    The question is in the title. The Labour Party was arguably given the greatest opportunity it ever had in the aftermath of the 2011 General Election to break out of its cinderella status, bury Fianna Fail, and establish a left-right divide. Who knows, had they decided to lead the opposition, they could well be on the way to leading the next government (impossible to know really).
    Absolutely, they had a golden chance to establish themselves as a real alternative but they blew it. they will never get this chance again.

  5. #5
    Politics.ie Member
    Join Date
    Jun 2009
    Posts
    14,896
    Mentioned
    1 Post(s)

    Default

    Quote Originally Posted by louis bernard View Post
    Absolutely, they had a golden chance to establish themselves as a real alternative but they blew it. they will never get this chance again.
    They will , irish politics is a cyclical as the economy ........But not for a while I think
    Is there any Incompetence Scandal or Corruption that would actually make the Irish electorate wake up ....It seems not, so screw em

  6. #6
    Politics.ie Member sic transit's Avatar
    Join Date
    Jan 2008
    Posts
    24,783
    Mentioned
    0 Post(s)

    Default

    Opposition is a great place to barrack and seem impressive but no substitute for the real thing. Unlike the Greens they knew what they were getting into. I don't know why people keep thinking Labour are socialist when they really haven't been for a long time. They are a party who can house left-leaning types, and just as quickly lose them, but at heart they are pragmatists who are well-suited to the notion of coalition and the compromise required.

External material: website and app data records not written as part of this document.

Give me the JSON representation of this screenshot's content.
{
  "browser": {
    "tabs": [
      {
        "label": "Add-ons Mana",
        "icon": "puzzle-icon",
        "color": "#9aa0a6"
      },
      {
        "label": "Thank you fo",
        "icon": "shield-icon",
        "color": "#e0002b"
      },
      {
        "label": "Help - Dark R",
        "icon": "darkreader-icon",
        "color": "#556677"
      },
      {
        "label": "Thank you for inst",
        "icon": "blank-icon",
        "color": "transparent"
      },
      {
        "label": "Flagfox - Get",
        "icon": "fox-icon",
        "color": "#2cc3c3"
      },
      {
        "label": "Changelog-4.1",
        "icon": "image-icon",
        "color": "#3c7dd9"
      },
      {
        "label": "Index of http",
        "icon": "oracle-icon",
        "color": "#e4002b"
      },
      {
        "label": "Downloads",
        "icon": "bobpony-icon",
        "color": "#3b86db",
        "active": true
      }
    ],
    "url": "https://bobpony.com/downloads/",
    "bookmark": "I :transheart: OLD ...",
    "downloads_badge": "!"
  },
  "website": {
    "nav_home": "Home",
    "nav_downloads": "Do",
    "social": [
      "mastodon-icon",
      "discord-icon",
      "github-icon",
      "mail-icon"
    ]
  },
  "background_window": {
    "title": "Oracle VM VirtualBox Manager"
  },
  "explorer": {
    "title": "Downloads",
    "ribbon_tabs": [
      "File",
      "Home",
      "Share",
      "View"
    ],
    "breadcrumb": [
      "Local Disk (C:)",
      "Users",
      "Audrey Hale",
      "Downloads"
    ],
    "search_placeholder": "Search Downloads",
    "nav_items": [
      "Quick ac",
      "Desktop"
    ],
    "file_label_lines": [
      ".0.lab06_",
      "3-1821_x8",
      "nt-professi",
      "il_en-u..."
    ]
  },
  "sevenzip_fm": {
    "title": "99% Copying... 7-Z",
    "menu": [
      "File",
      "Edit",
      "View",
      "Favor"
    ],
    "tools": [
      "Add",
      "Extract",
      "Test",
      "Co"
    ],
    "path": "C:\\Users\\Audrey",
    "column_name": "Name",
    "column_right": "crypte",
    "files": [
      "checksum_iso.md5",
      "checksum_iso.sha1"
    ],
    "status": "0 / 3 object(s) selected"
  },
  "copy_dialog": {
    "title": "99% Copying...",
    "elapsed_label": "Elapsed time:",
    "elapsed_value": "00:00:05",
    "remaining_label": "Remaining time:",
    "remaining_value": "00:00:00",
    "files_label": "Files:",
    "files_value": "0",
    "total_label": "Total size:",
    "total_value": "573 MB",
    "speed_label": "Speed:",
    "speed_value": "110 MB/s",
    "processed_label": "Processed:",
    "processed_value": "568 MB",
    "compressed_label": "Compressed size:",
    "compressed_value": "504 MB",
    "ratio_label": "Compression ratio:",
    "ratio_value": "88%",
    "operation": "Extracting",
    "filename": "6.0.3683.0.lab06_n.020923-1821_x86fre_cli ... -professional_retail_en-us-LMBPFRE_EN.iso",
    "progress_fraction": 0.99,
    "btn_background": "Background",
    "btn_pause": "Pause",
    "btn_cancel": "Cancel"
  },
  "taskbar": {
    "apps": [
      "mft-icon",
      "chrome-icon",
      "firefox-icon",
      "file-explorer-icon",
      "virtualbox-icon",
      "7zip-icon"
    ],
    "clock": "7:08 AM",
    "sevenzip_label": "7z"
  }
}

    As for being a real alternative that was never going to happen. Labour are very weak in many constituencies and could never hope to get enough seats between Dublin and a few other localities.

    They've largely got what they wanted in Govt in terms of portfolios and as is oft commented here far far too early to judge their achievements. Notwithstanding questions over the performances of Gilmore and Howlin, the likes of Burton and Lynch have done well enough and with the rise of O'Riordain and Hannigan they have enough talent to replace junior ministers.
    Last edited by sic transit; 27th November 2012 at 02:07 PM.
    "There is nothing noble in being superior to your fellow man; true nobility is being superior to your former self." Ernest Hemingway

  7. #7
    Politics.ie Member Aindriu's Avatar
    Join Date
    Jun 2007
    Location
    Somewhere up in the Wicklow mountains digging an even deeper nuclear shelter
    Posts
    8,689
    Mentioned
    0 Post(s)

    Default

    They sold their souls to the devil for the lure of power and greed. Left wing and socialist my hole!

    They will rue the day they chose to enter government. They will be punished most severely by the electorate at the next GE. They deserve all they will get and more.
    If you continue to elect idiots in elections, don't be surprised when the result is an idiotic government.

  8. #8
    Politics.ie Member
    Join Date
    Sep 2012
    Location
    Cylon-occupied Caprica
    Posts
    3,658
    Mentioned
    0 Post(s)

    Default

    The voters clearly voted for a Fine Gael/Labour coalition.

    If Labour had opted out of this, their poll collapse would have been multiples of anything that has actually taken place in the meantime.

  9. #9
    Politics.ie Member
    Join Date
    May 2008
    Posts
    4,187
    Mentioned
    0 Post(s)

    Default

    Quote Originally Posted by emulator View Post
    Yes.

    But as with the Greens and many other smaller parties they couldn't resist the lure of power. They could've insisted on policies that were more in keeping with their core beliefs but didn't. They will pay dearly for their time in the spotlight....
    What are these core beliefs of which you speak?

  10. #10
    Politics.ie Member
    Join Date
    Apr 2011
    Posts
    13,705
    Mentioned
    0 Post(s)

    Default

    De pinsion.

Page 1 of 8 12345 ... LastLast

Posting Permissions

  • You may not post new threads
  • You may not post replies
  • You may not post attachments
  • You may not edit your posts
  •